Step 2 – Check Your Credit Record
The next logical step is to make sure no-one has accessed your personal information. If you haven’t already, take advantage of the free credit report you are legally entitled to. There are also free services available that monitor adjustments to credit within each bureau. Credit Wise covers TransUnion, Credit Karma covers TransUnion and Equifax. Paid for products from the likes of myFICO (a contributor to Wealth-Hack) cover monitoring across all 3 bureaus from one source.
Regardless of how you gain access, establishing all your ‘recent inquiries’ came from you is a sensible move to make given the scale of this data security breach.
Step 3 – Fraud Alert: Increase Security
The most obvious step to take is to initiate a fraud alert. When you place a fraud alert against your credit file, you also associate contact information. Lenders should make use of this contact information to verify a request is legitimate before granting credit in your name. The service is free and contacting one agency will provide coverage across all three. This time, information sharing is good!
There are however downsides to this method. The key word used in the previous paragraph was should. Any manual process is obviously prone to human error. Also, for most, the fraud alert only covers you for 90 days before you need to run the process again.
If you want to initiate this protection, contact the bureaus directly. You can access Fraud Alerts by clicking on any the following links: Experian, TransUnion and Equifax. Please persevere! Due to demand, the services are struggling to keep up. It took me personally five times to get this positive outcome:
Step 4 – The Credit Freeze: Security Lock Down
In the interests of comparators, you could describe Fraud Alert as a quick to wield, cheap and flexible ‘chisel’ sized financial tool. In comparison, the credit freeze is a heavy-weight sledgehammer sized tool which works as follows. The credit freeze ‘locks‘ your credit information.
When you apply for a credit freeze, you are allocated a secure PIN. While your information is in the frozen state, lenders cannot access your personal information. Prior to you applying for credit, you need to allocate time to use your PIN to unfreeze, apply for credit and if appropriate, re-freeze afterward. This sledgehammer style solution protects you more than a fraud alert and is controlled completely by you.
There are downsides to the credit freeze sledgehammer. In many cases, it costs to freeze and unfreeze. Costs vary state by state, you can find out more here. Also, you need to freeze your information in each of the three agencies, all potentially incurring cost (and time). Also, if you intend taking out credit in the short to medium future, unfreezing/freezing costs could prove prohibitive.
If this is the right option for you, you can request freezing directly with Experian, TransUnion and Equifax. Breaking news: Equifax are starting to bend to public pressure and have agreed to waive freezing fees for 30 days (covering Sep ’17, early Oct ’17). This reduces the cost of our ‘sledgehammer’ solution. Here’s hoping they go a stage further and cover costs across all three!
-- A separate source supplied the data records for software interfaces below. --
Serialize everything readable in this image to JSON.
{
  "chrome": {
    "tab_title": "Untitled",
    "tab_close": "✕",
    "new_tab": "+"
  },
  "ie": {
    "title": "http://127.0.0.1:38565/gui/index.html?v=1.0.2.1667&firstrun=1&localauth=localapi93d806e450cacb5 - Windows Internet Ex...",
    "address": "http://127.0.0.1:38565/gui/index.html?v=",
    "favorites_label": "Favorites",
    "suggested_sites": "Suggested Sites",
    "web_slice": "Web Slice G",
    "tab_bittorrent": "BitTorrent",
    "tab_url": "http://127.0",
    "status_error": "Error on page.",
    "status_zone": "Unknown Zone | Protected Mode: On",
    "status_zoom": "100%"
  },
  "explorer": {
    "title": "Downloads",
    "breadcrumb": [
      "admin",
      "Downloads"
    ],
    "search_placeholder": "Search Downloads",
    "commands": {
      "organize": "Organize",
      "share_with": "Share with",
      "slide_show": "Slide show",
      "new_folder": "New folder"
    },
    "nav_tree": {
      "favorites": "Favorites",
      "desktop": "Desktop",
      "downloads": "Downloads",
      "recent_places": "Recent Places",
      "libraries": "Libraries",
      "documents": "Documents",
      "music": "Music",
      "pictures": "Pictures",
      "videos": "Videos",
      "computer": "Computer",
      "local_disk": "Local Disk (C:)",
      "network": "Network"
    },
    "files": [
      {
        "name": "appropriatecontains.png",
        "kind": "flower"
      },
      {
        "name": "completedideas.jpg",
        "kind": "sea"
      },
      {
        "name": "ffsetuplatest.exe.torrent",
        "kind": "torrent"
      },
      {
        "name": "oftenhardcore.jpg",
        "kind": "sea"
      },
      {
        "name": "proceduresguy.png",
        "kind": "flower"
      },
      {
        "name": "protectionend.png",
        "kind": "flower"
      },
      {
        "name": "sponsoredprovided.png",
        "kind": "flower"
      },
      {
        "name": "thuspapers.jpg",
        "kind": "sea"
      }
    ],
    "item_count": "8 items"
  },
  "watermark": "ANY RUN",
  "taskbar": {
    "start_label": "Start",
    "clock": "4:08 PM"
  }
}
Step 5 – Financial Compensation
The final step is the step that is least concrete (no pun intended) but could be financially consequential, for you and for Equifax. A series of lawsuits have already commenced, both individual and class action. There are even startups creating legal ‘bots’ which will simplify the process required for you to commence legal action yourself.
Regardless, it would be wise to stay on top as the emerging legal ramifications play out. Set yourself up with a Google Alert and stay on top of this as it matures and of course, keeping checking in with Wealth-Hack. If there is one good thing to come out of this sorry affair, it’s that more people will keep far closer to their own personal financial information going forward.
Are you affected? What have you done to protect yourself and is there anything you can add to the above??